Bloomberg title ‘Abandoned’ by Congress: What you need to know about the gun laws in 2017 article Bloomberg | November 17, 2018 10:12:17When you’re not buying a new gun or an assault weapon, the next big event in gun control will be the election.
The political environment is a far cry from that of the late 1980s, when Americans were debating gun control in a country where nearly every major political party was in favor of a ban.
That’s because of the nation’s gun laws.
This year’s election is also the last in which Americans will be able to vote on gun control.
A national survey released last week by the National Shooting Sports Foundation, which is part of the Brady Campaign to Prevent Gun Violence, found that more than 60% of Americans oppose a new federal gun control law, and almost one-quarter of respondents support a new state law to ban assault weapons.
But as the president and Vice President Biden prepare to unveil a sweeping gun control plan, gun control advocates have another target to focus on: their own citizens.
More than 4 million Americans live in states that have no state-level gun control laws.
Of those, about 1.2 million live in the Northeast and Midwest, according to the Gun Owners of America, which tracks gun ownership.
The Brady Campaign is targeting the states that are the most liberal on gun ownership, especially in the West, with a national gun control campaign.
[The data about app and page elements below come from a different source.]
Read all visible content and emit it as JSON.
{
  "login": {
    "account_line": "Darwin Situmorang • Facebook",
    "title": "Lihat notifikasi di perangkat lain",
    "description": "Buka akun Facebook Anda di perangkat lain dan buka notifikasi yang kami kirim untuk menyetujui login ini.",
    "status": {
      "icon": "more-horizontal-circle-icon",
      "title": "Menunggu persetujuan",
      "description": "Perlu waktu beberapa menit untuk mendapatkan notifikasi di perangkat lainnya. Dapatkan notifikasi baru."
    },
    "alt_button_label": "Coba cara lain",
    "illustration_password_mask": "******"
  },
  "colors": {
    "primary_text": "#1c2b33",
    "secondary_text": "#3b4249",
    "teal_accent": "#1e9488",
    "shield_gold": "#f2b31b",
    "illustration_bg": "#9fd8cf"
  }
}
In Pennsylvania, which has a gun control measure on the November ballot, a poll found that 71% of voters support a state-based gun control bill, up from 57% in 2016.
For now, gun violence is a major issue in the election, but the candidates are also running on issues of economic opportunity and a promise to fight to make public colleges and universities more affordable.
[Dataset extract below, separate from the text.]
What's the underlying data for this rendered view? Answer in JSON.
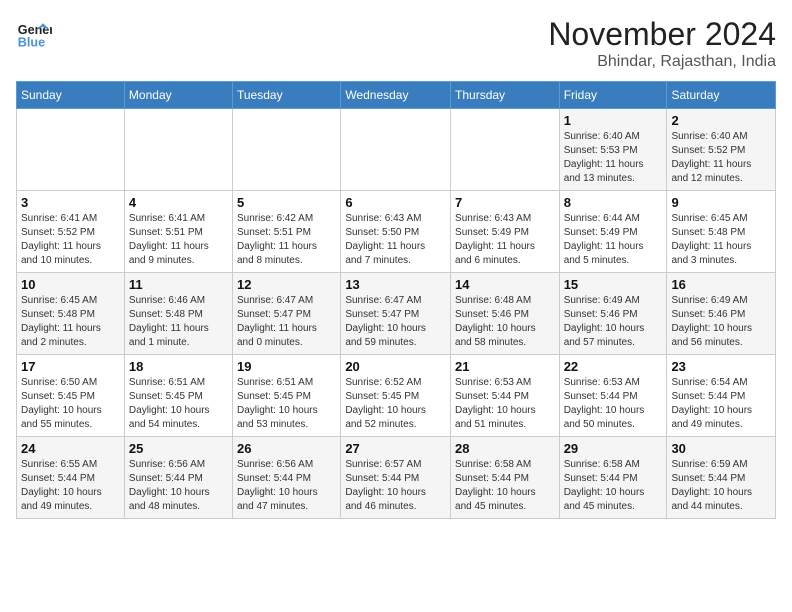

When asked about gun control, Trump said during a debate in February: “I’m a big supporter of Second Amendment rights, of course, but I also want to make sure that we have an economy that works for everybody, not just those at the top.”
In an interview with Bloomberg News, Biden told the magazine: “I’m very much focused on making sure that people are able to get their lives back on track.”
While gun control is a top priority for gun control supporters, it’s not the only issue.
On the campaign trail, Biden is pushing for a national health care system that allows people to buy private insurance and subsidizes doctors.
Biden is also calling for a tax on gun sales and for expanding background checks on gun purchases.
His plan is supported by Democratic Sens.
Elizabeth Warren of Massachusetts and Bernie Sanders of Vermont, as well as the influential National Rifle Association, which spent more than $1 million lobbying for the legislation in 2016, according the Center for Responsive Politics.
While Biden has talked about reducing gun violence, gun-control advocates have been vocal about the impact that the legislation could have on families and communities.
According to the Brady Center, at least 17 children have been killed by guns in the U.S. in the past five years, and more than 400,000 Americans have lost their lives to gun violence.
Since the mass shooting at Sandy Hook Elementary School in Newtown, Conn., in December 2012, nearly 2,300 people have been shot and killed, according a New York Times analysis of government data.
“The president’s goal is to end gun violence,” said Chris W. Cox, executive director of the National Center for Health Statistics, which studies the causes and impact of gun violence at the CDC.
“But he needs to do it in a way that will be supported by all Americans.”
Read more at Bloomberg Businessweek.